Work required
Within these entries, which lines include the string "день"? Copy each one.
______
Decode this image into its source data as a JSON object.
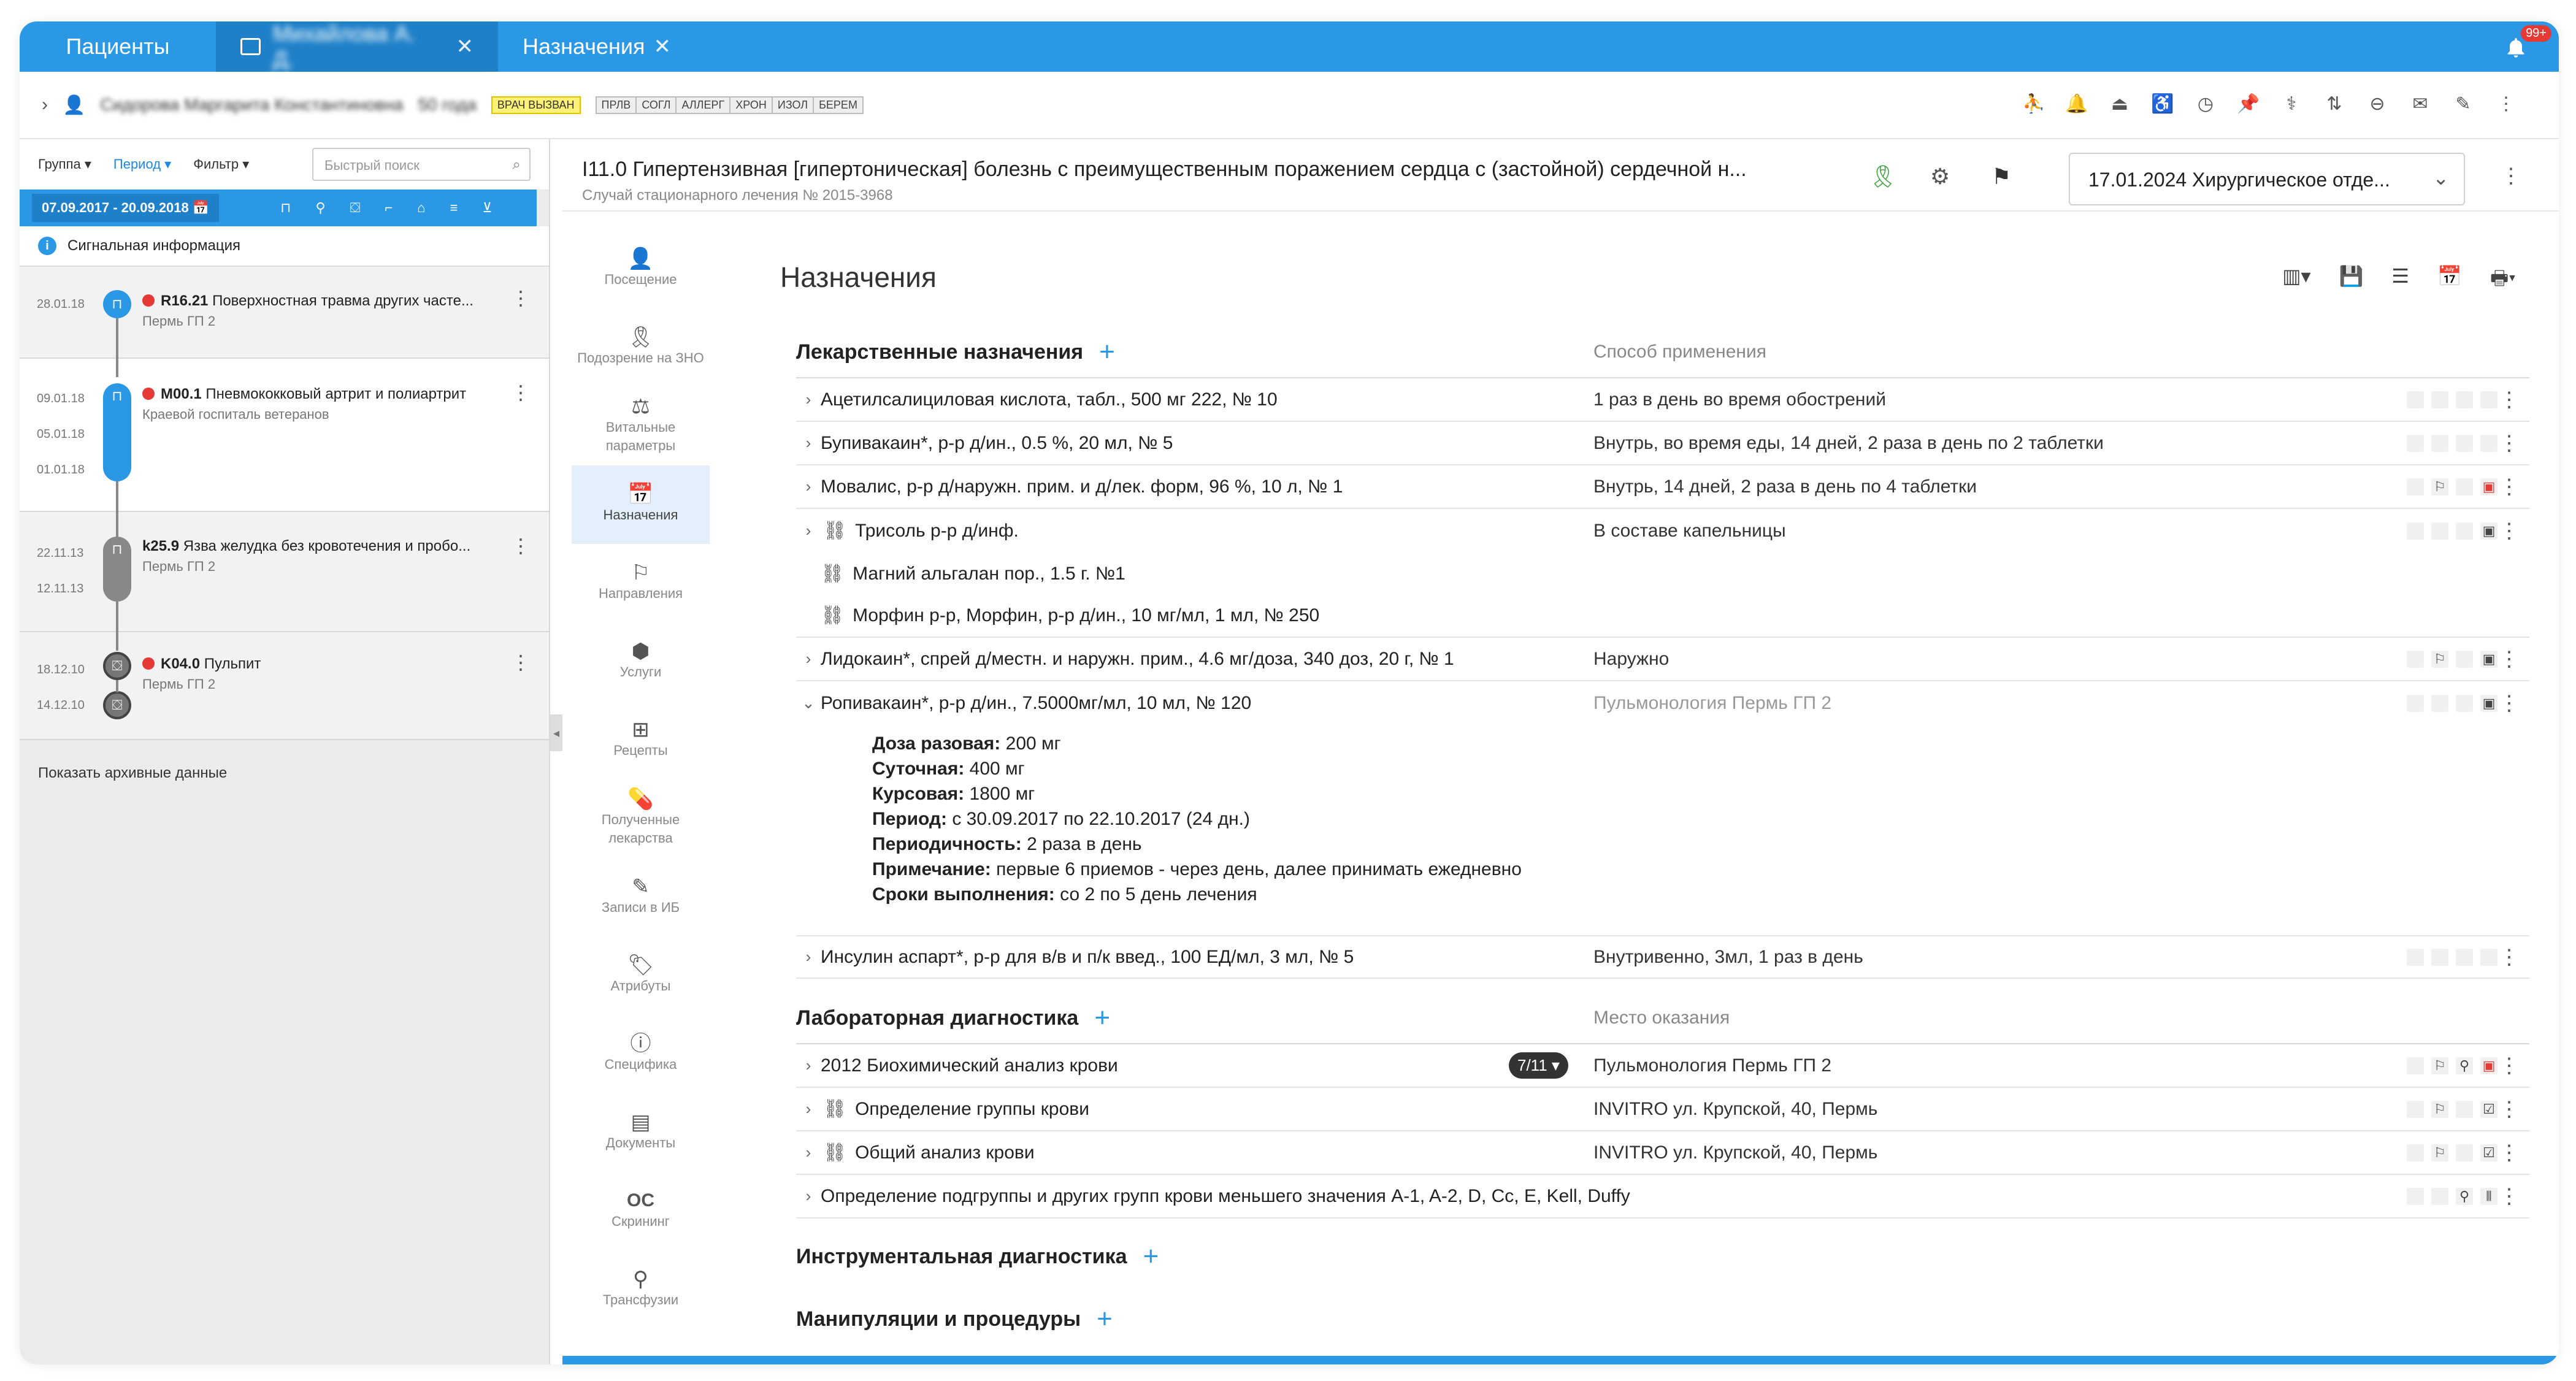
{
  "tabs": {
    "patients": "Пациенты",
    "patient_name": "Михайлова А. Д.",
    "assignments": "Назначения",
    "notif_count": "99+"
  },
  "patient": {
    "name": "Сидорова Маргарита Константиновна",
    "age": "50 года",
    "doctor_called": "ВРАЧ ВЫЗВАН",
    "tags": [
      "ПРЛВ",
      "СОГЛ",
      "АЛЛЕРГ",
      "ХРОН",
      "ИЗОЛ",
      "БЕРЕМ"
    ]
  },
  "left": {
    "group": "Группа",
    "period": "Период",
    "filter": "Фильтр",
    "search_placeholder": "Быстрый поиск",
    "range": "07.09.2017 - 20.09.2018",
    "signal": "Сигнальная информация",
    "episodes": [
      {
        "dates": [
          "28.01.18"
        ],
        "code": "R16.21",
        "name": "Поверхностная травма других часте...",
        "place": "Пермь ГП 2"
      },
      {
        "dates": [
          "09.01.18",
          "05.01.18",
          "01.01.18"
        ],
        "code": "M00.1",
        "name": "Пневмококковый артрит и полиартрит",
        "place": "Краевой госпиталь ветеранов"
      },
      {
        "dates": [
          "22.11.13",
          "12.11.13"
        ],
        "code": "k25.9",
        "name": "Язва желудка без кровотечения и пробо...",
        "place": "Пермь ГП 2"
      },
      {
        "dates": [
          "18.12.10",
          "14.12.10"
        ],
        "code": "K04.0",
        "name": "Пульпит",
        "place": "Пермь ГП 2"
      }
    ],
    "archive": "Показать архивные данные"
  },
  "case": {
    "title": "I11.0 Гипертензивная [гипертоническая] болезнь с преимущественным поражением сердца с (застойной) сердечной н...",
    "subtitle": "Случай стационарного лечения № 2015-3968",
    "dept": "17.01.2024 Хирургическое отде..."
  },
  "rail": [
    {
      "icon": "visit-icon",
      "label": "Посещение"
    },
    {
      "icon": "ribbon-icon",
      "label": "Подозрение на ЗНО"
    },
    {
      "icon": "vitals-icon",
      "label": "Витальные параметры"
    },
    {
      "icon": "calendar-icon",
      "label": "Назначения"
    },
    {
      "icon": "signpost-icon",
      "label": "Направления"
    },
    {
      "icon": "services-icon",
      "label": "Услуги"
    },
    {
      "icon": "recipe-icon",
      "label": "Рецепты"
    },
    {
      "icon": "pill-icon",
      "label": "Полученные лекарства"
    },
    {
      "icon": "edit-doc-icon",
      "label": "Записи в ИБ"
    },
    {
      "icon": "tag-icon",
      "label": "Атрибуты"
    },
    {
      "icon": "alert-icon",
      "label": "Специфика"
    },
    {
      "icon": "documents-icon",
      "label": "Документы"
    },
    {
      "icon": "os-icon",
      "label": "Скрининг"
    },
    {
      "icon": "transfusion-icon",
      "label": "Трансфузии"
    }
  ],
  "main": {
    "title": "Назначения",
    "drugs_header": "Лекарственные назначения",
    "drugs_col2": "Способ применения",
    "drugs": [
      {
        "name": "Ацетилсалициловая кислота, табл., 500 мг 222, № 10",
        "use": "1 раз в день во время обострений"
      },
      {
        "name": "Бупивакаин*, р-р д/ин., 0.5 %, 20 мл, № 5",
        "use": "Внутрь, во время еды, 14 дней, 2 раза в день по 2 таблетки"
      },
      {
        "name": "Мовалис, р-р д/наружн. прим. и д/лек. форм, 96 %, 10 л, № 1",
        "use": "Внутрь, 14 дней, 2 раза в день по 4 таблетки"
      },
      {
        "name": "Трисоль р-р д/инф.",
        "use": "В составе капельницы"
      },
      {
        "name": "Магний альгалан пор., 1.5 г. №1",
        "use": ""
      },
      {
        "name": "Морфин р-р, Морфин, р-р д/ин., 10 мг/мл, 1 мл, № 250",
        "use": ""
      },
      {
        "name": "Лидокаин*, спрей д/местн. и наружн. прим., 4.6 мг/доза, 340 доз, 20 г, № 1",
        "use": "Наружно"
      },
      {
        "name": "Ропивакаин*, р-р д/ин., 7.5000мг/мл, 10 мл, № 120",
        "use": "Пульмонология Пермь ГП 2"
      },
      {
        "name": "Инсулин аспарт*, р-р для в/в и п/к введ., 100 ЕД/мл, 3 мл, № 5",
        "use": "Внутривенно, 3мл, 1 раз в день"
      }
    ],
    "detail": {
      "dose_l": "Доза разовая:",
      "dose": "200 мг",
      "daily_l": "Суточная:",
      "daily": "400 мг",
      "course_l": "Курсовая:",
      "course": "1800 мг",
      "period_l": "Период:",
      "period": "с 30.09.2017 по 22.10.2017 (24 дн.)",
      "freq_l": "Периодичность:",
      "freq": "2 раза в день",
      "note_l": "Примечание:",
      "note": "первые 6 приемов - через день, далее принимать ежедневно",
      "term_l": "Сроки выполнения:",
      "term": "со 2 по 5 день лечения"
    },
    "lab_header": "Лабораторная диагностика",
    "lab_col2": "Место оказания",
    "labs": [
      {
        "name": "2012 Биохимический анализ крови",
        "badge": "7/11",
        "place": "Пульмонология Пермь ГП 2"
      },
      {
        "name": "Определение группы крови",
        "place": "INVITRO ул. Крупской, 40, Пермь"
      },
      {
        "name": "Общий анализ крови",
        "place": "INVITRO ул. Крупской, 40, Пермь"
      },
      {
        "name": "Определение подгруппы и других групп крови меньшего значения A-1, A-2, D, Cc, E, Kell, Duffy",
        "place": ""
      }
    ],
    "instr_header": "Инструментальная диагностика",
    "manip_header": "Манипуляции и процедуры"
  },
  "colors": {
    "accent": "#2b98e6",
    "accent_dark": "#1e80c8",
    "alert": "#e53935",
    "ok": "#2e9d2e"
  }
}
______
Answer to the exercise
        "use": "1 раз в день во время обострений"
        "use": "Внутрь, во время еды, 14 дней, 2 раза в день по 2 таблетки"
        "use": "Внутрь, 14 дней, 2 раза в день по 4 таблетки"
        "use": "Внутривенно, 3мл, 1 раз в день"
      "freq": "2 раза в день",
      "note": "первые 6 приемов - через день, далее принимать ежедневно",
      "term": "со 2 по 5 день лечения"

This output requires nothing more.